“This COP has been advertised as the ‘Implementation COP’ and often billed as one that will put Adaptation at its core, but while we seek to find common ground on shared challenges including a commitment to announced pledges and NDCs, we are yet to see the momentum to move forward on the business of saving ourselves from the uncertain post 1.5C degree future,” she remarked in a news release.
The Minister was speaking at the high-level Loss and Damage plenary, where she said that the Global South has high expectations for the creation and announcement of a Loss & Damage Facility from this COP. “We are still committed to all the goals of this COP despite emitting less than 1% GHG globally, but we have expectations from the members of the UNFCCC.
We have articulated our concerns at every step, and as we come close to the finishing line, there is a concern that if we don’t see a window or a facility that indicates a commitment towards repairing loss and damages, then it is going to be the ‘other 1%’ that will suffer and fail their vulnerable populations.” she stated.
The Minister also highlighted that vulnerable countries under extreme public debt cannot be left alone to deal with the impact of climate change, and the global financial system must be rewired to address these new existential challenges. “We are also told that until 2030, the cost of surviving the impacts of loss and damage – which our emissions haven’t caused – is going to cost us US$348bn.
I understand that no country has that kind of resources to unlock, but Pakistan shouldn’t be told to go to private investments and make attractive business plans; that’s not going to be enough. There must be a transformational decision here, especially about the political and financial system, and how it will serve the countries that are extremely indebted. We need to talk about how we can stay alive, and about what commitments come out of this COP27,” she said.
The Minister held a meeting with the Turkish Minister for Environment, Murat Kurum.
Kurum expressed condolences for the lives lost in the tragic flood in Pakistan and promised support in relief and reconstruction efforts. Minister Rehman thanked the Turkish counterpart and expressed her gratitude for the technical support Turkey has extended to Pakistan for disaster management and housing reconstruction. She also told her counterpart about Pakistan’s stance at COP27 and shared Pakistan’s position for an announcement of a Loss and Damage Finance facility.
The Federal Minister also visited the European Union Pavilion on their invitation to meet with the delegation of EU Parliamentarians and share Pakistan’s concerns.

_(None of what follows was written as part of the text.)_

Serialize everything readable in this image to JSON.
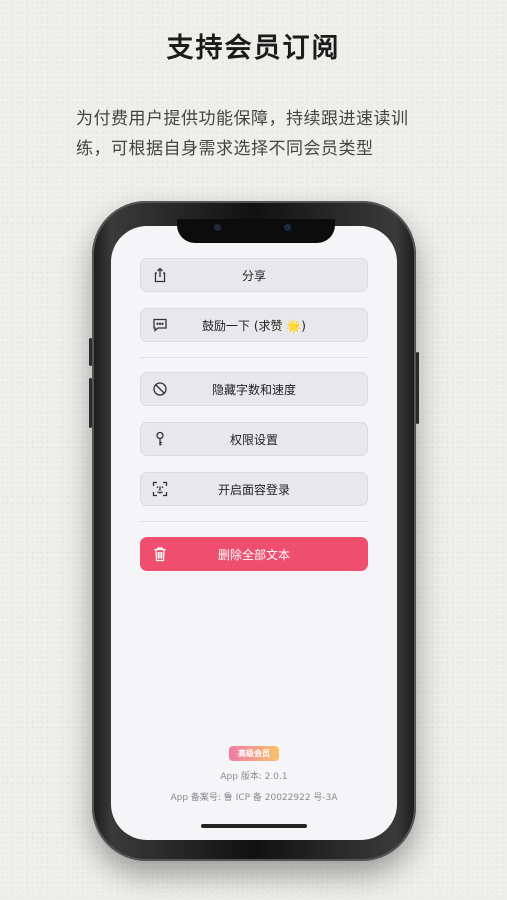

The Pakistan Pavilion also hosted ARUP, a global engineering company, which generated discussions on sustainable rebuilding for critical infrastructure lost through the floods this summer. Other panels focused on gendering recovery from climate trauma as well as Pakistan’s energy transition plans.